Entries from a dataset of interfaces

+---+

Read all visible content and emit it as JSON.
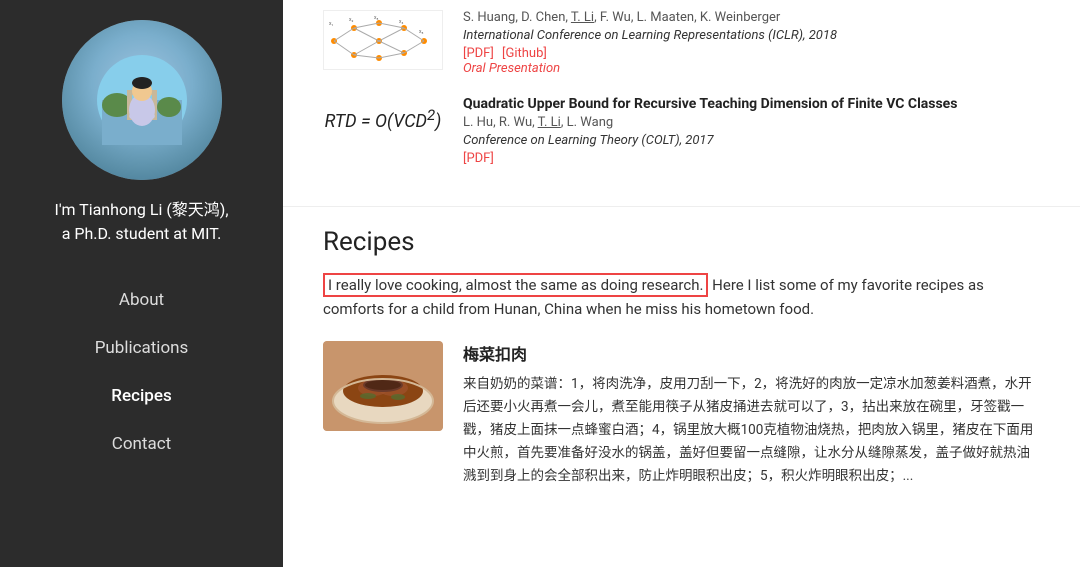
{
  "sidebar": {
    "name_line1": "I'm Tianhong Li (黎天鸿),",
    "name_line2": "a Ph.D. student at MIT.",
    "nav_items": [
      {
        "id": "about",
        "label": "About",
        "active": false
      },
      {
        "id": "publications",
        "label": "Publications",
        "active": false
      },
      {
        "id": "recipes",
        "label": "Recipes",
        "active": true
      },
      {
        "id": "contact",
        "label": "Contact",
        "active": false
      }
    ]
  },
  "publications": {
    "entries": [
      {
        "authors": "S. Huang, D. Chen, T. Li, F. Wu, L. Maaten, K. Weinberger",
        "underlined_author": "T. Li",
        "title": "International Conference on Learning Representations (ICLR), 2018",
        "links": [
          "[PDF]",
          "[Github]"
        ],
        "tag": "Oral Presentation"
      },
      {
        "formula": "RTD = O(VCD²)",
        "title_main": "Quadratic Upper Bound for Recursive Teaching Dimension of Finite VC Classes",
        "authors": "L. Hu, R. Wu, T. Li, L. Wang",
        "underlined_author": "T. Li",
        "venue": "Conference on Learning Theory (COLT), 2017",
        "links": [
          "[PDF]"
        ]
      }
    ]
  },
  "recipes": {
    "section_title": "Recipes",
    "intro_highlighted": "I really love cooking, almost the same as doing research.",
    "intro_rest": " Here I list some of my favorite recipes as comforts for a child from Hunan, China when he miss his hometown food.",
    "recipe_title": "梅菜扣肉",
    "recipe_text": "来自奶奶的菜谱：1，将肉洗净，皮用刀刮一下，2，将洗好的肉放一定凉水加葱姜料酒煮，水开后还要小火再煮一会儿，煮至能用筷子从猪皮捅进去就可以了，3，拈出来放在碗里，牙签戳一戳，猪皮上面抹一点蜂蜜白酒；4，锅里放大概100克植物油烧热，把肉放入锅里，猪皮在下面用中火煎，首先要准备好没水的锅盖，盖好但要留一点缝隙，让水分从缝隙蒸发，盖子做好就热油溅到到身上的会全部积出来，防止炸明眼积出皮；5，积火炸明眼积出皮；..."
  }
}
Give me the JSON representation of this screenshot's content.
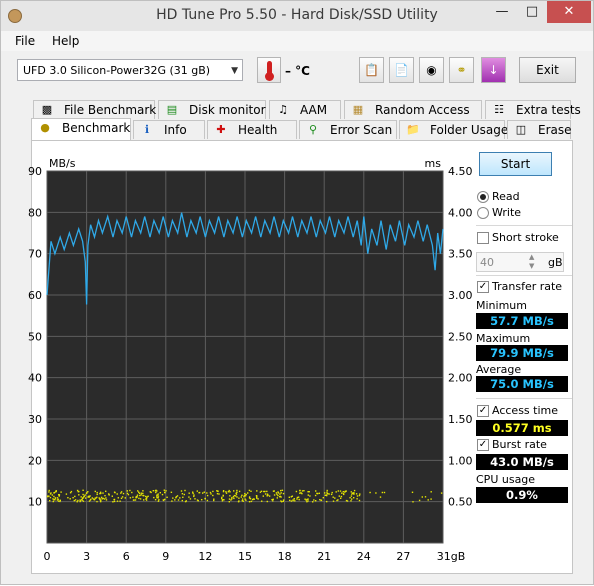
{
  "window": {
    "title": "HD Tune Pro 5.50 - Hard Disk/SSD Utility"
  },
  "menu": [
    "File",
    "Help"
  ],
  "toolbar": {
    "drive": "UFD 3.0 Silicon-Power32G (31 gB)",
    "temperature": "– °C",
    "exit_label": "Exit"
  },
  "tabs_top": [
    {
      "label": "File Benchmark",
      "icon": "file-benchmark-icon"
    },
    {
      "label": "Disk monitor",
      "icon": "disk-monitor-icon"
    },
    {
      "label": "AAM",
      "icon": "speaker-icon"
    },
    {
      "label": "Random Access",
      "icon": "random-access-icon"
    },
    {
      "label": "Extra tests",
      "icon": "extra-tests-icon"
    }
  ],
  "tabs_bottom": [
    {
      "label": "Benchmark",
      "icon": "benchmark-icon"
    },
    {
      "label": "Info",
      "icon": "info-icon"
    },
    {
      "label": "Health",
      "icon": "health-icon"
    },
    {
      "label": "Error Scan",
      "icon": "magnifier-icon"
    },
    {
      "label": "Folder Usage",
      "icon": "folder-icon"
    },
    {
      "label": "Erase",
      "icon": "trash-icon"
    }
  ],
  "panel": {
    "start": "Start",
    "read": "Read",
    "write": "Write",
    "short_stroke": "Short stroke",
    "short_stroke_value": "40",
    "short_stroke_unit": "gB",
    "transfer_rate": "Transfer rate",
    "minimum_label": "Minimum",
    "minimum": "57.7 MB/s",
    "maximum_label": "Maximum",
    "maximum": "79.9 MB/s",
    "average_label": "Average",
    "average": "75.0 MB/s",
    "access_time_label": "Access time",
    "access_time": "0.577 ms",
    "burst_rate_label": "Burst rate",
    "burst_rate": "43.0 MB/s",
    "cpu_usage_label": "CPU usage",
    "cpu_usage": "0.9%"
  },
  "chart_data": {
    "type": "line",
    "ylabel_left": "MB/s",
    "ylabel_right": "ms",
    "xlabel": "gB",
    "x_ticks": [
      "0",
      "3",
      "6",
      "9",
      "12",
      "15",
      "18",
      "21",
      "24",
      "27",
      "31gB"
    ],
    "y_ticks_left": [
      "90",
      "80",
      "70",
      "60",
      "50",
      "40",
      "30",
      "20",
      "10"
    ],
    "y_ticks_right": [
      "4.50",
      "4.00",
      "3.50",
      "3.00",
      "2.50",
      "2.00",
      "1.50",
      "1.00",
      "0.50"
    ],
    "xlim": [
      0,
      30
    ],
    "ylim_left": [
      0,
      90
    ],
    "ylim_right": [
      0,
      4.5
    ],
    "grid": true,
    "series": [
      {
        "color": "#2fa9e8",
        "x": [
          0,
          0.3,
          0.6,
          1.0,
          1.3,
          1.7,
          2.0,
          2.4,
          2.7,
          2.9,
          3.0,
          3.1,
          3.3,
          3.6,
          3.9,
          4.2,
          4.6,
          5.0,
          5.3,
          5.7,
          6.0,
          6.4,
          6.7,
          7.1,
          7.4,
          7.8,
          8.1,
          8.5,
          8.8,
          9.2,
          9.5,
          9.9,
          10.2,
          10.6,
          10.9,
          11.3,
          11.6,
          12.0,
          12.3,
          12.7,
          13.0,
          13.4,
          13.7,
          14.1,
          14.4,
          14.8,
          15.1,
          15.5,
          15.8,
          16.2,
          16.5,
          16.9,
          17.2,
          17.6,
          17.9,
          18.3,
          18.6,
          19.0,
          19.3,
          19.7,
          20.0,
          20.4,
          20.7,
          21.1,
          21.4,
          21.8,
          22.1,
          22.5,
          22.8,
          23.2,
          23.5,
          23.8,
          24.0,
          24.3,
          24.6,
          25.0,
          25.3,
          25.7,
          26.0,
          26.4,
          26.7,
          27.1,
          27.4,
          27.8,
          28.1,
          28.5,
          28.8,
          29.2,
          29.4,
          29.6,
          29.8,
          30.0
        ],
        "values": [
          60,
          73,
          70,
          74,
          71,
          75,
          72,
          76,
          73,
          68,
          57.7,
          72,
          77,
          74,
          78,
          75,
          79,
          74,
          78,
          75,
          79,
          74,
          78,
          75,
          79,
          74,
          78,
          75,
          79,
          74,
          78,
          75,
          79.9,
          74,
          78,
          75,
          79,
          74,
          78,
          75,
          79,
          74,
          78,
          75,
          79,
          74,
          78,
          75,
          79,
          74,
          78,
          75,
          79,
          74,
          78,
          75,
          79,
          74,
          78,
          75,
          79,
          74,
          78,
          75,
          79,
          74,
          78,
          75,
          79,
          74,
          78,
          72,
          79,
          70,
          76,
          72,
          78,
          71,
          77,
          73,
          78,
          72,
          77,
          74,
          78,
          73,
          77,
          72,
          66,
          75,
          70,
          76
        ]
      }
    ],
    "access_time_band": {
      "color": "#e6e600",
      "x_range": [
        0,
        30
      ],
      "value_ms": 0.577
    }
  }
}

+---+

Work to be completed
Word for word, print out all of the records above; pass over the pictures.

Expected answer
Read all visible content and emit it as JSON.
{
  "sidebar": {
    "name_line1": "I'm Tianhong Li (黎天鸿),",
    "name_line2": "a Ph.D. student at MIT.",
    "nav_items": [
      {
        "id": "about",
        "label": "About",
        "active": false
      },
      {
        "id": "publications",
        "label": "Publications",
        "active": false
      },
      {
        "id": "recipes",
        "label": "Recipes",
        "active": true
      },
      {
        "id": "contact",
        "label": "Contact",
        "active": false
      }
    ]
  },
  "publications": {
    "entries": [
      {
        "authors": "S. Huang, D. Chen, T. Li, F. Wu, L. Maaten, K. Weinberger",
        "underlined_author": "T. Li",
        "title": "International Conference on Learning Representations (ICLR), 2018",
        "links": [
          "[PDF]",
          "[Github]"
        ],
        "tag": "Oral Presentation"
      },
      {
        "formula": "RTD = O(VCD²)",
        "title_main": "Quadratic Upper Bound for Recursive Teaching Dimension of Finite VC Classes",
        "authors": "L. Hu, R. Wu, T. Li, L. Wang",
        "underlined_author": "T. Li",
        "venue": "Conference on Learning Theory (COLT), 2017",
        "links": [
          "[PDF]"
        ]
      }
    ]
  },
  "recipes": {
    "section_title": "Recipes",
    "intro_highlighted": "I really love cooking, almost the same as doing research.",
    "intro_rest": " Here I list some of my favorite recipes as comforts for a child from Hunan, China when he miss his hometown food.",
    "recipe_title": "梅菜扣肉",
    "recipe_text": "来自奶奶的菜谱：1，将肉洗净，皮用刀刮一下，2，将洗好的肉放一定凉水加葱姜料酒煮，水开后还要小火再煮一会儿，煮至能用筷子从猪皮捅进去就可以了，3，拈出来放在碗里，牙签戳一戳，猪皮上面抹一点蜂蜜白酒；4，锅里放大概100克植物油烧热，把肉放入锅里，猪皮在下面用中火煎，首先要准备好没水的锅盖，盖好但要留一点缝隙，让水分从缝隙蒸发，盖子做好就热油溅到到身上的会全部积出来，防止炸明眼积出皮；5，积火炸明眼积出皮；..."
  }
}
Give me the JSON representation of this screenshot's content.
{
  "window": {
    "title": "HD Tune Pro 5.50 - Hard Disk/SSD Utility"
  },
  "menu": [
    "File",
    "Help"
  ],
  "toolbar": {
    "drive": "UFD 3.0 Silicon-Power32G (31 gB)",
    "temperature": "– °C",
    "exit_label": "Exit"
  },
  "tabs_top": [
    {
      "label": "File Benchmark",
      "icon": "file-benchmark-icon"
    },
    {
      "label": "Disk monitor",
      "icon": "disk-monitor-icon"
    },
    {
      "label": "AAM",
      "icon": "speaker-icon"
    },
    {
      "label": "Random Access",
      "icon": "random-access-icon"
    },
    {
      "label": "Extra tests",
      "icon": "extra-tests-icon"
    }
  ],
  "tabs_bottom": [
    {
      "label": "Benchmark",
      "icon": "benchmark-icon"
    },
    {
      "label": "Info",
      "icon": "info-icon"
    },
    {
      "label": "Health",
      "icon": "health-icon"
    },
    {
      "label": "Error Scan",
      "icon": "magnifier-icon"
    },
    {
      "label": "Folder Usage",
      "icon": "folder-icon"
    },
    {
      "label": "Erase",
      "icon": "trash-icon"
    }
  ],
  "panel": {
    "start": "Start",
    "read": "Read",
    "write": "Write",
    "short_stroke": "Short stroke",
    "short_stroke_value": "40",
    "short_stroke_unit": "gB",
    "transfer_rate": "Transfer rate",
    "minimum_label": "Minimum",
    "minimum": "57.7 MB/s",
    "maximum_label": "Maximum",
    "maximum": "79.9 MB/s",
    "average_label": "Average",
    "average": "75.0 MB/s",
    "access_time_label": "Access time",
    "access_time": "0.577 ms",
    "burst_rate_label": "Burst rate",
    "burst_rate": "43.0 MB/s",
    "cpu_usage_label": "CPU usage",
    "cpu_usage": "0.9%"
  },
  "chart_data": {
    "type": "line",
    "ylabel_left": "MB/s",
    "ylabel_right": "ms",
    "xlabel": "gB",
    "x_ticks": [
      "0",
      "3",
      "6",
      "9",
      "12",
      "15",
      "18",
      "21",
      "24",
      "27",
      "31gB"
    ],
    "y_ticks_left": [
      "90",
      "80",
      "70",
      "60",
      "50",
      "40",
      "30",
      "20",
      "10"
    ],
    "y_ticks_right": [
      "4.50",
      "4.00",
      "3.50",
      "3.00",
      "2.50",
      "2.00",
      "1.50",
      "1.00",
      "0.50"
    ],
    "xlim": [
      0,
      30
    ],
    "ylim_left": [
      0,
      90
    ],
    "ylim_right": [
      0,
      4.5
    ],
    "grid": true,
    "series": [
      {
        "color": "#2fa9e8",
        "x": [
          0,
          0.3,
          0.6,
          1.0,
          1.3,
          1.7,
          2.0,
          2.4,
          2.7,
          2.9,
          3.0,
          3.1,
          3.3,
          3.6,
          3.9,
          4.2,
          4.6,
          5.0,
          5.3,
          5.7,
          6.0,
          6.4,
          6.7,
          7.1,
          7.4,
          7.8,
          8.1,
          8.5,
          8.8,
          9.2,
          9.5,
          9.9,
          10.2,
          10.6,
          10.9,
          11.3,
          11.6,
          12.0,
          12.3,
          12.7,
          13.0,
          13.4,
          13.7,
          14.1,
          14.4,
          14.8,
          15.1,
          15.5,
          15.8,
          16.2,
          16.5,
          16.9,
          17.2,
          17.6,
          17.9,
          18.3,
          18.6,
          19.0,
          19.3,
          19.7,
          20.0,
          20.4,
          20.7,
          21.1,
          21.4,
          21.8,
          22.1,
          22.5,
          22.8,
          23.2,
          23.5,
          23.8,
          24.0,
          24.3,
          24.6,
          25.0,
          25.3,
          25.7,
          26.0,
          26.4,
          26.7,
          27.1,
          27.4,
          27.8,
          28.1,
          28.5,
          28.8,
          29.2,
          29.4,
          29.6,
          29.8,
          30.0
        ],
        "values": [
          60,
          73,
          70,
          74,
          71,
          75,
          72,
          76,
          73,
          68,
          57.7,
          72,
          77,
          74,
          78,
          75,
          79,
          74,
          78,
          75,
          79,
          74,
          78,
          75,
          79,
          74,
          78,
          75,
          79,
          74,
          78,
          75,
          79.9,
          74,
          78,
          75,
          79,
          74,
          78,
          75,
          79,
          74,
          78,
          75,
          79,
          74,
          78,
          75,
          79,
          74,
          78,
          75,
          79,
          74,
          78,
          75,
          79,
          74,
          78,
          75,
          79,
          74,
          78,
          75,
          79,
          74,
          78,
          75,
          79,
          74,
          78,
          72,
          79,
          70,
          76,
          72,
          78,
          71,
          77,
          73,
          78,
          72,
          77,
          74,
          78,
          73,
          77,
          72,
          66,
          75,
          70,
          76
        ]
      }
    ],
    "access_time_band": {
      "color": "#e6e600",
      "x_range": [
        0,
        30
      ],
      "value_ms": 0.577
    }
  }
}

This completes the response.